Ancient Predators Caught in the Act of Murder
Marcin Chady/Wikimedia Commons
If you've ever been to a natural history museum, you've probably seen those giant skeletal reconstructions of dinosaurs rending each other's neck-meat in epic Tokyo-stomping battles for survival. Of course, dinosaurs never come straight out of the ground like that. The best a paleontologist can hope for is some tooth marks on bones -- anything more elaborate takes a cinematic eye and a whole ream of that wire they use to stitch the bones back together.
Except, that is, when they find something like this:
Dinosaur Kingdom Nakasato via University of British Columbia
"Say 'uncle'! Say it!"
Yep, that there is a protoceratops locked in vicious battle with a motherfuckin' velociraptor. This fossil turned up in the Gobi Desert in 1971, complete with the raptor's trademark death-sickle claw buried deep in its victim's neck and its arm broken in its victim's jaws (OK, so maybe "victim" wasn't the right word to use there). They were unexpectedly frozen in their never-ending battle royale when the collapse of a sand cliff buried them, and today "the fighting dinosaurs" are considered a national treasure of Mongolia.
But America wasn't about to be outdone by some Mongolians, and in 2006 a team in Montana went and dug up the classic tyrannosaurus vs. triceratops match-up dinosaur fans have been having stop-motion daydreams about for generations. The "Montana dueling dinosaurs" feature a showdown between a 30-foot nanotyrannus and an unidentified triceratops relative. This brutal battle between equal-and-opposite titans resulted in crushed bones, broken teeth, and mutual annihilation.

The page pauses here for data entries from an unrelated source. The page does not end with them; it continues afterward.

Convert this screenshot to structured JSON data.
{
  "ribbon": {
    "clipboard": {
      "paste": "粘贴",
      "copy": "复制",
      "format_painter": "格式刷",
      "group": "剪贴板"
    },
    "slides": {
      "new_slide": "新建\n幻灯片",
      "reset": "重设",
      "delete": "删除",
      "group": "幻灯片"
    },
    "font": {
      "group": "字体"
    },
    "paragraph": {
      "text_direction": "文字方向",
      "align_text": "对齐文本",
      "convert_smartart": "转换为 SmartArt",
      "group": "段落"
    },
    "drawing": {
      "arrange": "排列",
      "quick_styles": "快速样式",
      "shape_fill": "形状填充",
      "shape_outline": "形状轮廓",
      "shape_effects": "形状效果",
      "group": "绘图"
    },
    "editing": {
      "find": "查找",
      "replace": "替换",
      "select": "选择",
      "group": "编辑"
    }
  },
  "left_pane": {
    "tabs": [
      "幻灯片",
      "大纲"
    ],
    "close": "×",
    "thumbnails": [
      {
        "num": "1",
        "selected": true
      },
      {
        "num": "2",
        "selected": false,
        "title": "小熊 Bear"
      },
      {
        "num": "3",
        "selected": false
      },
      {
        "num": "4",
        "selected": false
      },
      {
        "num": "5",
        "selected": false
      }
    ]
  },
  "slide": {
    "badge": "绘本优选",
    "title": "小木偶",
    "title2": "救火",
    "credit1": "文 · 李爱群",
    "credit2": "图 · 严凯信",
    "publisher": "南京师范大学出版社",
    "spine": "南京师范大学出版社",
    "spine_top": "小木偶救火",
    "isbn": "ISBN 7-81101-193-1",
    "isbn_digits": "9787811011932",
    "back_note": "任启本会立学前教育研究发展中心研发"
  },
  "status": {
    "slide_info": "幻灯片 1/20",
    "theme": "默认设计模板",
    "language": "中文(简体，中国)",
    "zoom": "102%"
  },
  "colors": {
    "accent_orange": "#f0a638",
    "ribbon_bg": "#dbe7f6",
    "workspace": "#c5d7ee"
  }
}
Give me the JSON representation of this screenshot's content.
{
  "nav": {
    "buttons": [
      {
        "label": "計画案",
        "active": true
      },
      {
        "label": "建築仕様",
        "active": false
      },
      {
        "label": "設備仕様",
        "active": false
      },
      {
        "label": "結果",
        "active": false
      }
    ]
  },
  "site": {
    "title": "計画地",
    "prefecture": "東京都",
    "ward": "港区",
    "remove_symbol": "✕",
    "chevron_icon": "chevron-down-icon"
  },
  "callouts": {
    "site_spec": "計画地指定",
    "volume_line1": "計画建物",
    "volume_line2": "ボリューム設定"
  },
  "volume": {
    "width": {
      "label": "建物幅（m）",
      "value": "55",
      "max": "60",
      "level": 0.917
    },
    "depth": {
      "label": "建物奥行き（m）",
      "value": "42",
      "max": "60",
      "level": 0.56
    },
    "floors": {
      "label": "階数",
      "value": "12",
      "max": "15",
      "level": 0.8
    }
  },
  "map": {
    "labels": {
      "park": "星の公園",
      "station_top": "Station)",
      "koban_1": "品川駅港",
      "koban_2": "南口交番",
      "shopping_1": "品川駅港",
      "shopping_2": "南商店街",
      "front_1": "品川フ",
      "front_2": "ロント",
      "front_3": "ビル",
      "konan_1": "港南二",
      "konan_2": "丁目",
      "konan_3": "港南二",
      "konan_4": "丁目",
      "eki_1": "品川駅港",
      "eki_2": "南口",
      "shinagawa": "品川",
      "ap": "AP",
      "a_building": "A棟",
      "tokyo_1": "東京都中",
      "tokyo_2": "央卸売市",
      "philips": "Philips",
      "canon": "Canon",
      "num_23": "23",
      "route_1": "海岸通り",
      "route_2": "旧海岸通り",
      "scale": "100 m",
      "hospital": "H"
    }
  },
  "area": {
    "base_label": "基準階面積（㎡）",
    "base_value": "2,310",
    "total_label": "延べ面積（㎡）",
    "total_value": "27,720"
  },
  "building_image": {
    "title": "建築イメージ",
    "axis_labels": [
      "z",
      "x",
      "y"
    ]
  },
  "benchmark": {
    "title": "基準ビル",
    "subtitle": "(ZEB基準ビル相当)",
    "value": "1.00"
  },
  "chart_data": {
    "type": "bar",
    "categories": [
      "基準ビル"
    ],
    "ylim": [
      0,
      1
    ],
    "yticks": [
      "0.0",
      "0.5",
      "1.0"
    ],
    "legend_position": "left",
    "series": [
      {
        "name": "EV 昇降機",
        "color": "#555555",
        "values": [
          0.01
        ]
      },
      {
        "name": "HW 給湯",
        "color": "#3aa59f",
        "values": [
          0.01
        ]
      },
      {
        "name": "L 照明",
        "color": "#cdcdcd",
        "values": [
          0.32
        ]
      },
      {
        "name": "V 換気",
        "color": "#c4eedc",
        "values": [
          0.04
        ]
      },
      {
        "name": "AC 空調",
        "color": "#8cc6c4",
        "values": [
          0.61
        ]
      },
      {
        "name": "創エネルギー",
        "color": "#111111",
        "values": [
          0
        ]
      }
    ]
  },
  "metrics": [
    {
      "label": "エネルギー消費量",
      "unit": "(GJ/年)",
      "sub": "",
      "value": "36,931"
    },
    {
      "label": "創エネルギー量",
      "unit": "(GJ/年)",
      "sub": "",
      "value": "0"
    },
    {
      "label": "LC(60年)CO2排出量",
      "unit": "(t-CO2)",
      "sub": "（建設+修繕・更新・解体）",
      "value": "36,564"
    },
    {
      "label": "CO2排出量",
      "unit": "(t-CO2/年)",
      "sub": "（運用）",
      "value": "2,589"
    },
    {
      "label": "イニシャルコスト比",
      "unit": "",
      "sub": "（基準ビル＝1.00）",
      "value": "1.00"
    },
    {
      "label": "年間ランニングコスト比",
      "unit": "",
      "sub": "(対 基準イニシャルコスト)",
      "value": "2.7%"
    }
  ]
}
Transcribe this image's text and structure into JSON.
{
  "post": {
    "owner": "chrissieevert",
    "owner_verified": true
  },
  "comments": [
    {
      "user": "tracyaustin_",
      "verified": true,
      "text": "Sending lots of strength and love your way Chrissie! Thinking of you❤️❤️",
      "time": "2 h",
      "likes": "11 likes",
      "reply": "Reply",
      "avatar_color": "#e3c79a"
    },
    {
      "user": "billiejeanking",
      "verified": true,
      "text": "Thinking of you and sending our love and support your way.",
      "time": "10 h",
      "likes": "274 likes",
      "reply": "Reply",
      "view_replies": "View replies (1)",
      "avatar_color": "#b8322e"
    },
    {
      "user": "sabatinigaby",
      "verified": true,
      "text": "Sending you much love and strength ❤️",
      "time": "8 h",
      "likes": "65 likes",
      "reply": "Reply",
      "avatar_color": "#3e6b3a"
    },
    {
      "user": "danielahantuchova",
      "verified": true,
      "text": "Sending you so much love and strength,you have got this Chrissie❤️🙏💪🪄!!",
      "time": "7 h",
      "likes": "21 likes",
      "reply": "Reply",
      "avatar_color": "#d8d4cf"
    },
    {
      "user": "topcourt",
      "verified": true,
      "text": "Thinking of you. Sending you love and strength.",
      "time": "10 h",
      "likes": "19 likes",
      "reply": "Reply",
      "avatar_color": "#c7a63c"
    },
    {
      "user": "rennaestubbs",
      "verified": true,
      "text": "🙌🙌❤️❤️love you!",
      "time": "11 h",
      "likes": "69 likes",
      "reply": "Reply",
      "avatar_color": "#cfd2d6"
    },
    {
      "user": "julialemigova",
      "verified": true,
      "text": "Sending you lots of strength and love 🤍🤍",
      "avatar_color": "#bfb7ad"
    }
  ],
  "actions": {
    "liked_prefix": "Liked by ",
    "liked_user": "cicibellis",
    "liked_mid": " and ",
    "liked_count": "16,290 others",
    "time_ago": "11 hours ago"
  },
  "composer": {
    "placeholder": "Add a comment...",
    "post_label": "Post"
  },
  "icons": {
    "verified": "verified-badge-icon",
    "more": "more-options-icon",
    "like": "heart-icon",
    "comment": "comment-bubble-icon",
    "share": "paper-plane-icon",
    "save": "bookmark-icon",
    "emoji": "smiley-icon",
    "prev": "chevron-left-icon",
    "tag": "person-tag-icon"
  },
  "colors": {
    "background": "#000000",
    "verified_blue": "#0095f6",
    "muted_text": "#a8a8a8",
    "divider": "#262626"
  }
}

They basically found these fossils while digging through your childhood fantasies.